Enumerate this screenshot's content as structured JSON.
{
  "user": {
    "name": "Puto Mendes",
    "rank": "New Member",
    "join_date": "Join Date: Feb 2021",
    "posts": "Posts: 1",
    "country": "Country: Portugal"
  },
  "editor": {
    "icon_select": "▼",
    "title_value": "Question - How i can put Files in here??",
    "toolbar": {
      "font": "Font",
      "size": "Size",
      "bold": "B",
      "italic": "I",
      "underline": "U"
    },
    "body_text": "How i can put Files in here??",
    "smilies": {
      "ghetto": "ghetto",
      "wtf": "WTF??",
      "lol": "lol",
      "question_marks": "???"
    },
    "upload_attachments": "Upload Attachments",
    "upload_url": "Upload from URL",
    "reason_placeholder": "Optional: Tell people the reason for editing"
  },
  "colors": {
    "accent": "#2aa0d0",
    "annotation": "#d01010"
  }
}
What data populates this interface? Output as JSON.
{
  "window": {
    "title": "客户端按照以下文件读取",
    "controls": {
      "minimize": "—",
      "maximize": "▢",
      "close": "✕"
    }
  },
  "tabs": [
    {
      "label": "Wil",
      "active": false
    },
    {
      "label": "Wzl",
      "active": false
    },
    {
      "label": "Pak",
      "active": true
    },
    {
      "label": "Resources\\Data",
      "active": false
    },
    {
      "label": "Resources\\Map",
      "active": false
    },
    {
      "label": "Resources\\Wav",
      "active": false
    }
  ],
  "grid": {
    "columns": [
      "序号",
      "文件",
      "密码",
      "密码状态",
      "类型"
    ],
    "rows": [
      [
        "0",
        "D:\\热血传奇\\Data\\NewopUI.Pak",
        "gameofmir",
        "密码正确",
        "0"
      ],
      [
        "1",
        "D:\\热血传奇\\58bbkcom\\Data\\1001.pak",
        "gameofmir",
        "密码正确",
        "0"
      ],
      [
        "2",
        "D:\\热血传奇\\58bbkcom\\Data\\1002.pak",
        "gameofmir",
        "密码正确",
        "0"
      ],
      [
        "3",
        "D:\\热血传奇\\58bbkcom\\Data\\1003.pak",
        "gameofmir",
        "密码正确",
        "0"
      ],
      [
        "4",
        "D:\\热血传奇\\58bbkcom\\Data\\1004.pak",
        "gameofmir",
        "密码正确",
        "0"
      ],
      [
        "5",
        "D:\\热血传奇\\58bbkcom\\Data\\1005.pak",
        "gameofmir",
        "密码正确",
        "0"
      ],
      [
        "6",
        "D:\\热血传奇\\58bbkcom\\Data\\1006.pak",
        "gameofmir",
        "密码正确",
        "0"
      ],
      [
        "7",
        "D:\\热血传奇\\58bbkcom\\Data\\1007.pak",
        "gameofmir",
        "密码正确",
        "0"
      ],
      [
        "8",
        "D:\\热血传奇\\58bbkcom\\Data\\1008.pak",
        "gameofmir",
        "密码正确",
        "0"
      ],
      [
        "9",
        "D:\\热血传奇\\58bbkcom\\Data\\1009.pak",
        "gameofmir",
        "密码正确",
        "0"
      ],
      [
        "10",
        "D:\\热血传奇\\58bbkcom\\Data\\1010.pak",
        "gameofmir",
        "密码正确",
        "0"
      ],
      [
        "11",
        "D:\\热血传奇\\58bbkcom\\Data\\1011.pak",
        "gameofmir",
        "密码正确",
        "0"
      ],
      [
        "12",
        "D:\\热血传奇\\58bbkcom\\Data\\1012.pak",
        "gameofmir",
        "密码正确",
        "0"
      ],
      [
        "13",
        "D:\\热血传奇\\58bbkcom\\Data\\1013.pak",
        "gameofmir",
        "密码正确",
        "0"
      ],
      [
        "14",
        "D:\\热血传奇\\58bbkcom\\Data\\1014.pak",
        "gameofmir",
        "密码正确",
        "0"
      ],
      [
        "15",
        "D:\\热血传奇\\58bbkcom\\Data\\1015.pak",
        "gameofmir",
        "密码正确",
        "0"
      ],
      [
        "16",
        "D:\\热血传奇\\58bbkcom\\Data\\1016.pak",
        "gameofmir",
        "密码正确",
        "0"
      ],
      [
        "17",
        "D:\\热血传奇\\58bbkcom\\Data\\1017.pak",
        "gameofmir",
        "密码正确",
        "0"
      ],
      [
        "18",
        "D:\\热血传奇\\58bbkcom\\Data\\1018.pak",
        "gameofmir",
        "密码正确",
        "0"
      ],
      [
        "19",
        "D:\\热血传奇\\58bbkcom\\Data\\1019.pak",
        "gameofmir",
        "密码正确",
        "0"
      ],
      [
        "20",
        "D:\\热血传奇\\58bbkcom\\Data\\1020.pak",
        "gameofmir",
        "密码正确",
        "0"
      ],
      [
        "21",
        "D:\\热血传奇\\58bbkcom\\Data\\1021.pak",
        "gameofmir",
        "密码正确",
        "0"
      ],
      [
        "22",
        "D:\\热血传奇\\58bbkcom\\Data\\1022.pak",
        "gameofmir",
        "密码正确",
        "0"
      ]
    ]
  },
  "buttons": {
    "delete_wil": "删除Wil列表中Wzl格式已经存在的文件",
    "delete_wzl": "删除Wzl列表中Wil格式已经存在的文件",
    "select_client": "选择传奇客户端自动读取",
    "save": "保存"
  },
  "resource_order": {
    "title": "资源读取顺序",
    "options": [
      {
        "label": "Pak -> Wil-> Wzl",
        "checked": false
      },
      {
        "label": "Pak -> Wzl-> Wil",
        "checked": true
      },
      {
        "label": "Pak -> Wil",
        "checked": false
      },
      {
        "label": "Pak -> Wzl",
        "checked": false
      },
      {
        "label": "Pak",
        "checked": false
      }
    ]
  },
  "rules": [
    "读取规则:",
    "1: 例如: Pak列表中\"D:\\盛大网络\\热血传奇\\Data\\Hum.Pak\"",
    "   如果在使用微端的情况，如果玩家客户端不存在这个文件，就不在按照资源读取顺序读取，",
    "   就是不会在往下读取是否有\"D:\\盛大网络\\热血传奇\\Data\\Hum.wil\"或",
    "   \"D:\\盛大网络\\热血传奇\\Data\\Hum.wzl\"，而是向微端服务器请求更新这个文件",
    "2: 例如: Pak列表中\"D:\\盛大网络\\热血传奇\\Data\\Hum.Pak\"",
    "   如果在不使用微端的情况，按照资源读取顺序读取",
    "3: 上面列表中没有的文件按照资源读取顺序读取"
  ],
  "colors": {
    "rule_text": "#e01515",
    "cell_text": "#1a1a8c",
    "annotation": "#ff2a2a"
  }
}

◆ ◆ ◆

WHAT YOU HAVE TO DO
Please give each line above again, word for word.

WRITTEN SOLUTION
Enumerate this screenshot's content as structured JSON.
{
  "user": {
    "name": "Puto Mendes",
    "rank": "New Member",
    "join_date": "Join Date: Feb 2021",
    "posts": "Posts: 1",
    "country": "Country: Portugal"
  },
  "editor": {
    "icon_select": "▼",
    "title_value": "Question - How i can put Files in here??",
    "toolbar": {
      "font": "Font",
      "size": "Size",
      "bold": "B",
      "italic": "I",
      "underline": "U"
    },
    "body_text": "How i can put Files in here??",
    "smilies": {
      "ghetto": "ghetto",
      "wtf": "WTF??",
      "lol": "lol",
      "question_marks": "???"
    },
    "upload_attachments": "Upload Attachments",
    "upload_url": "Upload from URL",
    "reason_placeholder": "Optional: Tell people the reason for editing"
  },
  "colors": {
    "accent": "#2aa0d0",
    "annotation": "#d01010"
  }
}
What data populates this interface? Output as JSON.
{
  "window": {
    "title": "客户端按照以下文件读取",
    "controls": {
      "minimize": "—",
      "maximize": "▢",
      "close": "✕"
    }
  },
  "tabs": [
    {
      "label": "Wil",
      "active": false
    },
    {
      "label": "Wzl",
      "active": false
    },
    {
      "label": "Pak",
      "active": true
    },
    {
      "label": "Resources\\Data",
      "active": false
    },
    {
      "label": "Resources\\Map",
      "active": false
    },
    {
      "label": "Resources\\Wav",
      "active": false
    }
  ],
  "grid": {
    "columns": [
      "序号",
      "文件",
      "密码",
      "密码状态",
      "类型"
    ],
    "rows": [
      [
        "0",
        "D:\\热血传奇\\Data\\NewopUI.Pak",
        "gameofmir",
        "密码正确",
        "0"
      ],
      [
        "1",
        "D:\\热血传奇\\58bbkcom\\Data\\1001.pak",
        "gameofmir",
        "密码正确",
        "0"
      ],
      [
        "2",
        "D:\\热血传奇\\58bbkcom\\Data\\1002.pak",
        "gameofmir",
        "密码正确",
        "0"
      ],
      [
        "3",
        "D:\\热血传奇\\58bbkcom\\Data\\1003.pak",
        "gameofmir",
        "密码正确",
        "0"
      ],
      [
        "4",
        "D:\\热血传奇\\58bbkcom\\Data\\1004.pak",
        "gameofmir",
        "密码正确",
        "0"
      ],
      [
        "5",
        "D:\\热血传奇\\58bbkcom\\Data\\1005.pak",
        "gameofmir",
        "密码正确",
        "0"
      ],
      [
        "6",
        "D:\\热血传奇\\58bbkcom\\Data\\1006.pak",
        "gameofmir",
        "密码正确",
        "0"
      ],
      [
        "7",
        "D:\\热血传奇\\58bbkcom\\Data\\1007.pak",
        "gameofmir",
        "密码正确",
        "0"
      ],
      [
        "8",
        "D:\\热血传奇\\58bbkcom\\Data\\1008.pak",
        "gameofmir",
        "密码正确",
        "0"
      ],
      [
        "9",
        "D:\\热血传奇\\58bbkcom\\Data\\1009.pak",
        "gameofmir",
        "密码正确",
        "0"
      ],
      [
        "10",
        "D:\\热血传奇\\58bbkcom\\Data\\1010.pak",
        "gameofmir",
        "密码正确",
        "0"
      ],
      [
        "11",
        "D:\\热血传奇\\58bbkcom\\Data\\1011.pak",
        "gameofmir",
        "密码正确",
        "0"
      ],
      [
        "12",
        "D:\\热血传奇\\58bbkcom\\Data\\1012.pak",
        "gameofmir",
        "密码正确",
        "0"
      ],
      [
        "13",
        "D:\\热血传奇\\58bbkcom\\Data\\1013.pak",
        "gameofmir",
        "密码正确",
        "0"
      ],
      [
        "14",
        "D:\\热血传奇\\58bbkcom\\Data\\1014.pak",
        "gameofmir",
        "密码正确",
        "0"
      ],
      [
        "15",
        "D:\\热血传奇\\58bbkcom\\Data\\1015.pak",
        "gameofmir",
        "密码正确",
        "0"
      ],
      [
        "16",
        "D:\\热血传奇\\58bbkcom\\Data\\1016.pak",
        "gameofmir",
        "密码正确",
        "0"
      ],
      [
        "17",
        "D:\\热血传奇\\58bbkcom\\Data\\1017.pak",
        "gameofmir",
        "密码正确",
        "0"
      ],
      [
        "18",
        "D:\\热血传奇\\58bbkcom\\Data\\1018.pak",
        "gameofmir",
        "密码正确",
        "0"
      ],
      [
        "19",
        "D:\\热血传奇\\58bbkcom\\Data\\1019.pak",
        "gameofmir",
        "密码正确",
        "0"
      ],
      [
        "20",
        "D:\\热血传奇\\58bbkcom\\Data\\1020.pak",
        "gameofmir",
        "密码正确",
        "0"
      ],
      [
        "21",
        "D:\\热血传奇\\58bbkcom\\Data\\1021.pak",
        "gameofmir",
        "密码正确",
        "0"
      ],
      [
        "22",
        "D:\\热血传奇\\58bbkcom\\Data\\1022.pak",
        "gameofmir",
        "密码正确",
        "0"
      ]
    ]
  },
  "buttons": {
    "delete_wil": "删除Wil列表中Wzl格式已经存在的文件",
    "delete_wzl": "删除Wzl列表中Wil格式已经存在的文件",
    "select_client": "选择传奇客户端自动读取",
    "save": "保存"
  },
  "resource_order": {
    "title": "资源读取顺序",
    "options": [
      {
        "label": "Pak -> Wil-> Wzl",
        "checked": false
      },
      {
        "label": "Pak -> Wzl-> Wil",
        "checked": true
      },
      {
        "label": "Pak -> Wil",
        "checked": false
      },
      {
        "label": "Pak -> Wzl",
        "checked": false
      },
      {
        "label": "Pak",
        "checked": false
      }
    ]
  },
  "rules": [
    "读取规则:",
    "1: 例如: Pak列表中\"D:\\盛大网络\\热血传奇\\Data\\Hum.Pak\"",
    "   如果在使用微端的情况，如果玩家客户端不存在这个文件，就不在按照资源读取顺序读取，",
    "   就是不会在往下读取是否有\"D:\\盛大网络\\热血传奇\\Data\\Hum.wil\"或",
    "   \"D:\\盛大网络\\热血传奇\\Data\\Hum.wzl\"，而是向微端服务器请求更新这个文件",
    "2: 例如: Pak列表中\"D:\\盛大网络\\热血传奇\\Data\\Hum.Pak\"",
    "   如果在不使用微端的情况，按照资源读取顺序读取",
    "3: 上面列表中没有的文件按照资源读取顺序读取"
  ],
  "colors": {
    "rule_text": "#e01515",
    "cell_text": "#1a1a8c",
    "annotation": "#ff2a2a"
  }
}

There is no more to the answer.